_Exercise details_
Which of the lines below include the word "that"? Pull each one out.

= = = = = = =

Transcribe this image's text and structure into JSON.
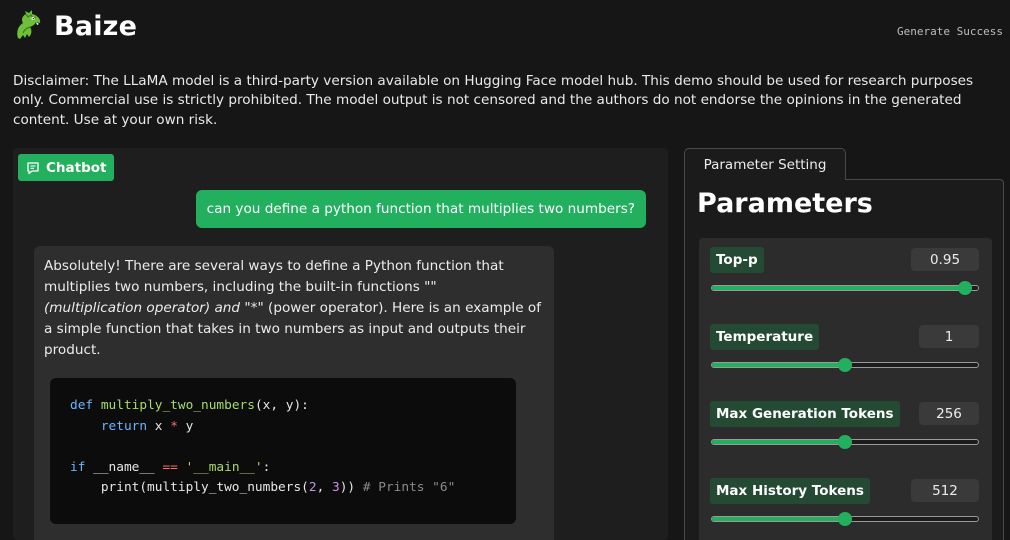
{
  "app": {
    "title": "Baize",
    "status": "Generate Success"
  },
  "disclaimer": "Disclaimer: The LLaMA model is a third-party version available on Hugging Face model hub. This demo should be used for research purposes only. Commercial use is strictly prohibited. The model output is not censored and the authors do not endorse the opinions in the generated content. Use at your own risk.",
  "chat": {
    "label": "Chatbot",
    "user_message": "can you define a python function that multiplies two numbers?",
    "bot_message": {
      "line1": "Absolutely! There are several ways to define a Python function that",
      "line2": "multiplies two numbers, including the built-in functions \"\"",
      "line3_italic": "(multiplication operator) and \"",
      "line3_rest": "*\" (power operator). Here is an example of",
      "line4": "a simple function that takes in two numbers as input and outputs their",
      "line5": "product."
    },
    "code": {
      "def_kw": "def",
      "func_name": "multiply_two_numbers",
      "params": "(x, y):",
      "indent": "    ",
      "return_kw": "return",
      "ret_x": " x ",
      "ret_op": "*",
      "ret_y": " y",
      "if_kw": "if",
      "name_var": " __name__ ",
      "eq_op": "==",
      "main_str": " '__main__'",
      "colon": ":",
      "print_call": "print(multiply_two_numbers(",
      "arg1": "2",
      "comma": ", ",
      "arg2": "3",
      "close": ")) ",
      "comment": "# Prints \"6\""
    }
  },
  "settings": {
    "tab_label": "Parameter Setting",
    "title": "Parameters",
    "params": [
      {
        "label": "Top-p",
        "value": "0.95",
        "fraction": 0.95
      },
      {
        "label": "Temperature",
        "value": "1",
        "fraction": 0.5
      },
      {
        "label": "Max Generation Tokens",
        "value": "256",
        "fraction": 0.5
      },
      {
        "label": "Max History Tokens",
        "value": "512",
        "fraction": 0.5
      }
    ]
  },
  "colors": {
    "accent": "#22b05f",
    "label_bg": "#244a33",
    "background": "#161616"
  },
  "icons": {
    "logo": "green-dragon-icon",
    "chat": "chat-bubble-icon"
  }
}
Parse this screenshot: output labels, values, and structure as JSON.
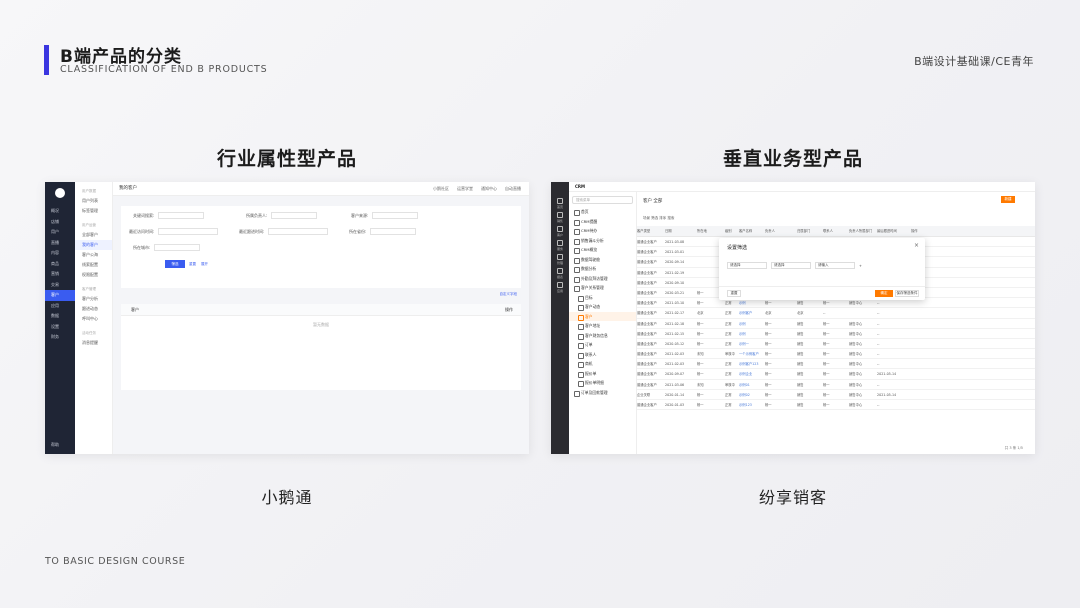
{
  "slide": {
    "title": "B端产品的分类",
    "subtitle": "CLASSIFICATION OF END B PRODUCTS",
    "brand": "B端设计基础课/CE青年",
    "footer": "TO BASIC DESIGN COURSE",
    "accent_color": "#3a36e0"
  },
  "left": {
    "heading": "行业属性型产品",
    "caption": "小鹅通",
    "screenshot": {
      "page_title": "我的客户",
      "topbar": [
        "小鹅社区",
        "运营学堂",
        "通知中心",
        "自动直播"
      ],
      "nav": [
        "概况",
        "店铺",
        "用户",
        "直播",
        "内容",
        "商品",
        "营销",
        "交易",
        "客户",
        "应用",
        "数据",
        "设置",
        "财务"
      ],
      "nav_active": "客户",
      "nav_bottom": "帮助",
      "sub": [
        "用户数据",
        "用户列表",
        "标签管理",
        "用户运营",
        "全部客户",
        "我的客户",
        "客户公海",
        "线索配置",
        "权限配置",
        "客户管理",
        "客户分析",
        "跟进动态",
        "呼叫中心",
        "活动任务",
        "消息提醒"
      ],
      "sub_active": "我的客户",
      "filters": [
        "关键词搜索:",
        "所属负责人:",
        "客户来源:",
        "最近访问时间:",
        "最近跟进时间:",
        "所在省份:",
        "所在城市:"
      ],
      "search_btn": "筛选",
      "reset_link": "重置",
      "expand_link": "展开",
      "custom_link": "自定义字段",
      "col_customer": "客户",
      "col_action": "操作",
      "empty": "暂无数据"
    }
  },
  "right": {
    "heading": "垂直业务型产品",
    "caption": "纷享销客",
    "screenshot": {
      "app": "CRM",
      "search_placeholder": "搜索菜单",
      "nav": [
        "首页",
        "销售",
        "客户",
        "服务",
        "管理",
        "报表",
        "应用"
      ],
      "side": [
        "首页",
        "CRM提醒",
        "CRM待办",
        "销售漏斗分析",
        "CRM概览",
        "数据驾驶舱",
        "数据分析",
        "外勤及拜访管理",
        "客户关系管理",
        "目标",
        "客户动态",
        "客户",
        "客户地址",
        "客户财务信息",
        "订单",
        "联系人",
        "商机",
        "报价单",
        "报价单明细",
        "订单及回款管理"
      ],
      "side_active": "客户",
      "header": "客户  全部",
      "new_btn": "新建",
      "toolbar": "场景  筛选  排序  搜索",
      "columns": [
        "客户类型",
        "日期",
        "所在地",
        "级别",
        "客户名称",
        "负责人",
        "归属部门",
        "联系人",
        "负责人所属部门",
        "最后跟进时间",
        "操作"
      ],
      "rows": [
        [
          "普通企业客户",
          "2021-03-08",
          "",
          "",
          "",
          "",
          "",
          "",
          "",
          "",
          ""
        ],
        [
          "普通企业客户",
          "2021-03-01",
          "",
          "",
          "",
          "",
          "",
          "",
          "",
          "",
          ""
        ],
        [
          "普通企业客户",
          "2020-09-14",
          "",
          "",
          "",
          "",
          "",
          "",
          "",
          "2021-05-24",
          ""
        ],
        [
          "普通企业客户",
          "2021-02-19",
          "",
          "",
          "",
          "",
          "",
          "",
          "",
          "",
          ""
        ],
        [
          "普通企业客户",
          "2020-09-10",
          "",
          "",
          "",
          "",
          "",
          "",
          "",
          "",
          ""
        ],
        [
          "普通企业客户",
          "2020-03-21",
          "杨一",
          "正常",
          "示例科技公司",
          "杨一",
          "销售",
          "杨一",
          "销售中心",
          "--",
          ""
        ],
        [
          "普通企业客户",
          "2021-03-10",
          "杨一",
          "正常",
          "示例",
          "杨一",
          "销售",
          "杨一",
          "销售中心",
          "--",
          ""
        ],
        [
          "普通企业客户",
          "2021-02-17",
          "北京",
          "正常",
          "示例客户",
          "北京",
          "北京",
          "--",
          "",
          "--",
          ""
        ],
        [
          "普通企业客户",
          "2021-02-18",
          "杨一",
          "正常",
          "示例",
          "杨一",
          "销售",
          "杨一",
          "销售中心",
          "--",
          ""
        ],
        [
          "普通企业客户",
          "2021-02-15",
          "杨一",
          "正常",
          "示例",
          "杨一",
          "销售",
          "杨一",
          "销售中心",
          "--",
          ""
        ],
        [
          "普通企业客户",
          "2020-05-12",
          "杨一",
          "正常",
          "示例一",
          "杨一",
          "销售",
          "杨一",
          "销售中心",
          "--",
          ""
        ],
        [
          "普通企业客户",
          "2021-02-03",
          "未知",
          "审核中",
          "一个示例客户",
          "杨一",
          "销售",
          "杨一",
          "销售中心",
          "--",
          ""
        ],
        [
          "普通企业客户",
          "2021-02-03",
          "杨一",
          "正常",
          "示例客户123",
          "杨一",
          "销售",
          "杨一",
          "销售中心",
          "--",
          ""
        ],
        [
          "普通企业客户",
          "2020-09-07",
          "杨一",
          "正常",
          "示例企业",
          "杨一",
          "销售",
          "杨一",
          "销售中心",
          "2021-05-14",
          ""
        ],
        [
          "普通企业客户",
          "2021-03-06",
          "未知",
          "审核中",
          "示例01",
          "杨一",
          "销售",
          "杨一",
          "销售中心",
          "--",
          ""
        ],
        [
          "企业关联",
          "2020-01-14",
          "杨一",
          "正常",
          "示例02",
          "杨一",
          "销售",
          "杨一",
          "销售中心",
          "2021-05-14",
          ""
        ],
        [
          "普通企业客户",
          "2020-01-03",
          "杨一",
          "正常",
          "示例123",
          "杨一",
          "销售",
          "杨一",
          "销售中心",
          "--",
          ""
        ]
      ],
      "dialog": {
        "title": "设置筛选",
        "field": "请选择",
        "operator": "请选择",
        "value": "请输入",
        "add": "+",
        "clear": "重置",
        "ok": "确定",
        "save": "保存筛选条件"
      },
      "pager": "共 3 条   1/5"
    }
  }
}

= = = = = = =

_Written solution_
    "user_message": "can you define a python function that multiplies two numbers?",
      "line1": "Absolutely! There are several ways to define a Python function that",
      "line4": "a simple function that takes in two numbers as input and outputs their",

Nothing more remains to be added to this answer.